> When using decoupling capacitors to provide a low-impedance path between
> power and ground it appears to be well-established that we must do the
> - from device Vcc pin we drop a via to Vcc plane with as short a
> connection as possible (to minimize lead inductance). Same for device
> Gnd pin.
> - from capacitor pads we also drop vias to Vcc and Gnd planes with very
> short connections.
> What is the ruling for how close the capacitor needs to be to the device
> Vcc and Gnd pins?
Closer & shorter is better -- your design rules take over. On PWBs
with microvias and double-sided placement, it's actually possible to
share vias such that the device land has a via in it which surfaces
on the opposite side in the cap's land.
> For a device such as a microprocessor with multiple Vcc and Gnd pins,
> how do we determine how many capacitors will be required?
> Many references suggest that using 1 x 0.1 uF cap per Vcc-Gnd pair is a
> good rule-of-thumb - how is this value determined, and are there
> situations when it is invalid?
There's a diminishing-returns function here. After all, many devices
have a pair of power connections for every four I/Os -- and they have
32 or 64 I/Os in as little as 5 square cm. When your bypass caps take

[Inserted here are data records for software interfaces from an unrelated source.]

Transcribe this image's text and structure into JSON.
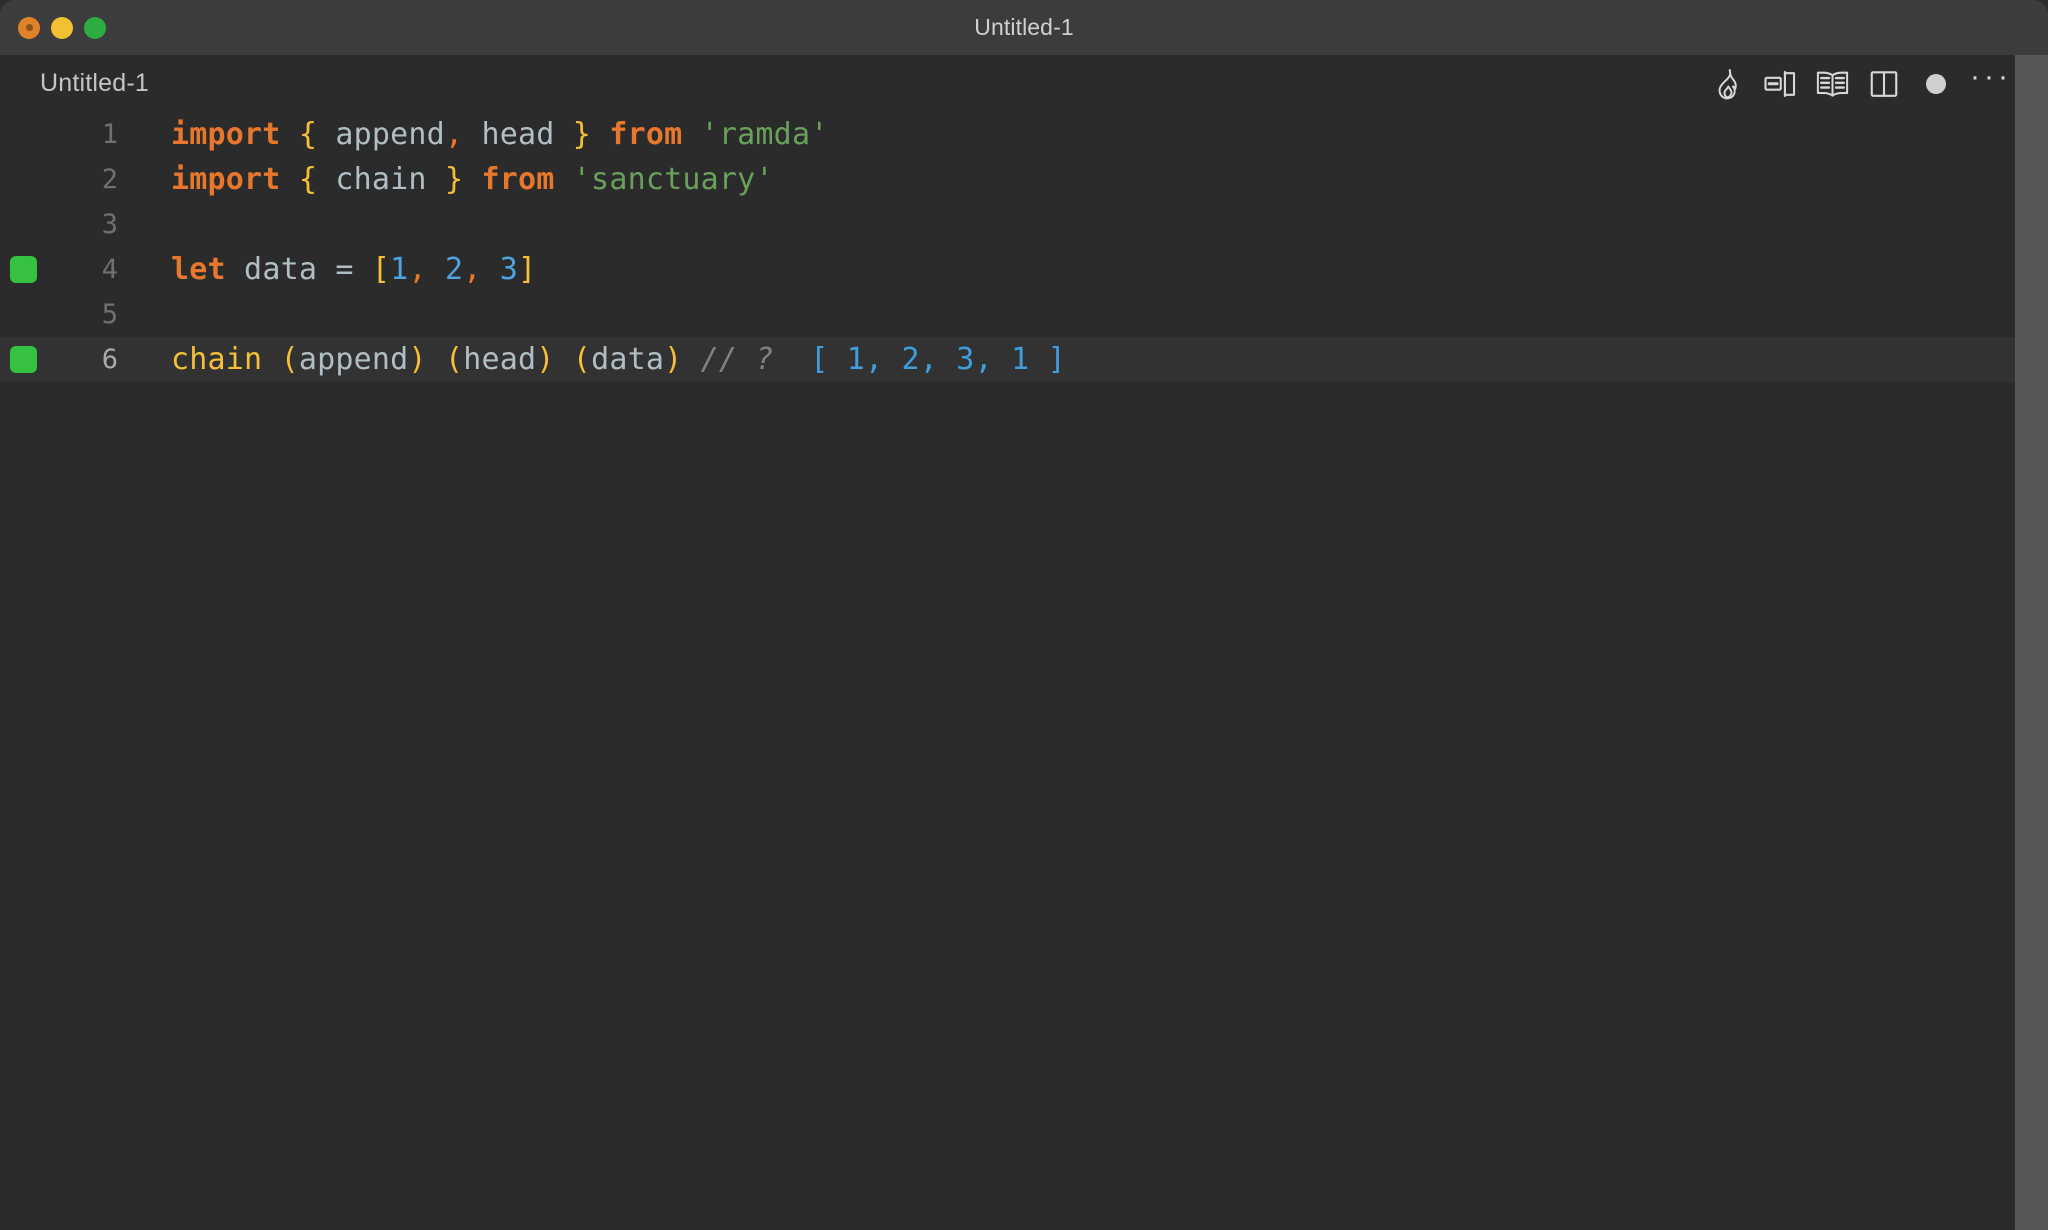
{
  "window": {
    "title": "Untitled-1",
    "traffic_lights": [
      {
        "name": "close",
        "color": "#e0822a"
      },
      {
        "name": "minimize",
        "color": "#f2c032"
      },
      {
        "name": "maximize",
        "color": "#2dac3f"
      }
    ]
  },
  "editor": {
    "tab_label": "Untitled-1",
    "toolbar": [
      {
        "icon": "flame-icon",
        "title": "Quokka"
      },
      {
        "icon": "open-changes-icon",
        "title": "Open Changes"
      },
      {
        "icon": "open-book-icon",
        "title": "Open Preview"
      },
      {
        "icon": "split-editor-icon",
        "title": "Split Editor"
      },
      {
        "icon": "unsaved-dot-icon",
        "title": "Unsaved Changes"
      },
      {
        "icon": "ellipsis-icon",
        "title": "More Actions...",
        "label": "···"
      }
    ]
  },
  "code": {
    "language": "javascript",
    "active_line": 6,
    "lines": [
      {
        "number": "1",
        "marker": false,
        "active": false,
        "tokens": [
          {
            "t": "import",
            "c": "t-kw"
          },
          {
            "t": " ",
            "c": "t-op"
          },
          {
            "t": "{",
            "c": "t-brace"
          },
          {
            "t": " append",
            "c": "t-ident"
          },
          {
            "t": ",",
            "c": "t-punct"
          },
          {
            "t": " head ",
            "c": "t-ident"
          },
          {
            "t": "}",
            "c": "t-brace"
          },
          {
            "t": " ",
            "c": "t-op"
          },
          {
            "t": "from",
            "c": "t-kw"
          },
          {
            "t": " ",
            "c": "t-op"
          },
          {
            "t": "'ramda'",
            "c": "t-str"
          }
        ]
      },
      {
        "number": "2",
        "marker": false,
        "active": false,
        "tokens": [
          {
            "t": "import",
            "c": "t-kw"
          },
          {
            "t": " ",
            "c": "t-op"
          },
          {
            "t": "{",
            "c": "t-brace"
          },
          {
            "t": " chain ",
            "c": "t-ident"
          },
          {
            "t": "}",
            "c": "t-brace"
          },
          {
            "t": " ",
            "c": "t-op"
          },
          {
            "t": "from",
            "c": "t-kw"
          },
          {
            "t": " ",
            "c": "t-op"
          },
          {
            "t": "'sanctuary'",
            "c": "t-str"
          }
        ]
      },
      {
        "number": "3",
        "marker": false,
        "active": false,
        "tokens": []
      },
      {
        "number": "4",
        "marker": true,
        "active": false,
        "tokens": [
          {
            "t": "let",
            "c": "t-kw"
          },
          {
            "t": " data ",
            "c": "t-ident"
          },
          {
            "t": "=",
            "c": "t-op"
          },
          {
            "t": " ",
            "c": "t-op"
          },
          {
            "t": "[",
            "c": "t-brace"
          },
          {
            "t": "1",
            "c": "t-num"
          },
          {
            "t": ",",
            "c": "t-punct"
          },
          {
            "t": " ",
            "c": "t-op"
          },
          {
            "t": "2",
            "c": "t-num"
          },
          {
            "t": ",",
            "c": "t-punct"
          },
          {
            "t": " ",
            "c": "t-op"
          },
          {
            "t": "3",
            "c": "t-num"
          },
          {
            "t": "]",
            "c": "t-brace"
          }
        ]
      },
      {
        "number": "5",
        "marker": false,
        "active": false,
        "tokens": []
      },
      {
        "number": "6",
        "marker": true,
        "active": true,
        "tokens": [
          {
            "t": "chain",
            "c": "t-fn"
          },
          {
            "t": " ",
            "c": "t-op"
          },
          {
            "t": "(",
            "c": "t-brace"
          },
          {
            "t": "append",
            "c": "t-ident"
          },
          {
            "t": ")",
            "c": "t-brace"
          },
          {
            "t": " ",
            "c": "t-op"
          },
          {
            "t": "(",
            "c": "t-brace"
          },
          {
            "t": "head",
            "c": "t-ident"
          },
          {
            "t": ")",
            "c": "t-brace"
          },
          {
            "t": " ",
            "c": "t-op"
          },
          {
            "t": "(",
            "c": "t-brace"
          },
          {
            "t": "data",
            "c": "t-ident"
          },
          {
            "t": ")",
            "c": "t-brace"
          },
          {
            "t": " ",
            "c": "t-op"
          },
          {
            "t": "// ?",
            "c": "t-comment"
          },
          {
            "t": "  ",
            "c": "t-op"
          },
          {
            "t": "[ 1, 2, 3, 1 ]",
            "c": "t-result"
          }
        ]
      }
    ]
  },
  "colors": {
    "background": "#2b2b2b",
    "titlebar": "#3c3c3c",
    "active_line": "#323232",
    "keyword": "#e8772e",
    "brace": "#f5c038",
    "identifier": "#b0bec5",
    "string": "#69a05b",
    "number": "#4ea3e0",
    "comment": "#7e8285",
    "quokka_result": "#3f9fdd",
    "gutter_marker": "#34c240",
    "line_number": "#6e7174",
    "scrollbar": "#575757"
  }
}
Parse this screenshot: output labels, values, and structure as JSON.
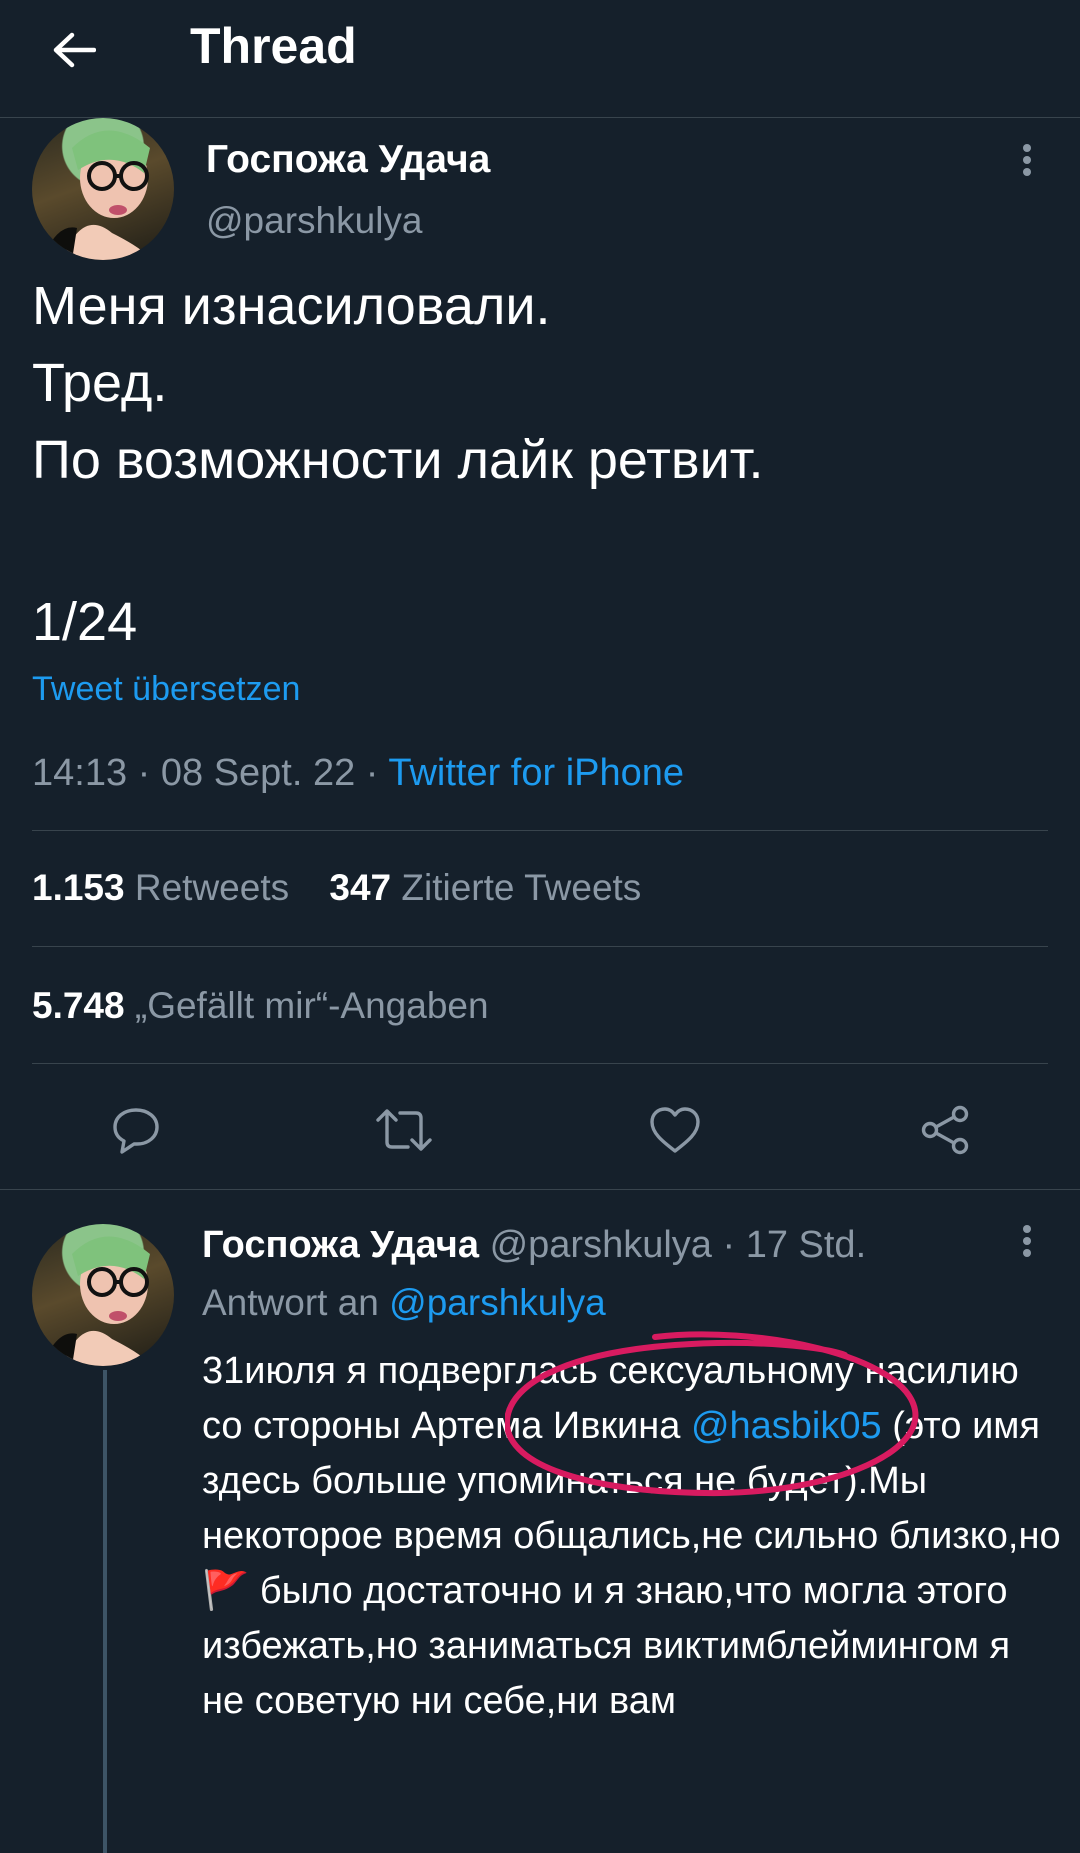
{
  "header": {
    "title": "Thread"
  },
  "main_tweet": {
    "display_name": "Госпожа Удача",
    "handle": "@parshkulya",
    "text_lines": [
      "Меня изнасиловали.",
      "Тред.",
      "По возможности лайк ретвит.",
      "",
      "1/24"
    ],
    "translate_link": "Tweet übersetzen",
    "timestamp": "14:13 · 08 Sept. 22 · ",
    "source": "Twitter for iPhone",
    "retweets_count": "1.153",
    "retweets_label": "Retweets",
    "quotes_count": "347",
    "quotes_label": "Zitierte Tweets",
    "likes_count": "5.748",
    "likes_label": "„Gefällt mir“-Angaben"
  },
  "actions": {
    "reply_icon": "reply-icon",
    "retweet_icon": "retweet-icon",
    "like_icon": "heart-icon",
    "share_icon": "share-icon"
  },
  "reply_tweet": {
    "display_name": "Госпожа Удача",
    "handle": "@parshkulya",
    "separator": " · ",
    "time_ago": "17 Std.",
    "reply_to_label": "Antwort an ",
    "reply_to_handle": "@parshkulya",
    "text_part1": "31июля я подверглась сексуальному насилию со стороны Артема Ивкина ",
    "mention": "@hasbik05",
    "text_part2": " (это имя здесь больше упоминаться не будет).Мы некоторое время общались,не сильно близко,но ",
    "flag_emoji": "🚩",
    "text_part3": " было достаточно и я знаю,что могла этого избежать,но заниматься виктимблеймингом я не советую ни себе,ни вам"
  },
  "colors": {
    "background": "#15202b",
    "divider": "#38444d",
    "muted_text": "#8b98a5",
    "link": "#1d9bf0",
    "annotation": "#d81b60"
  }
}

more room than the part, it's time to give up.
-- D. C. Sessions email@example.com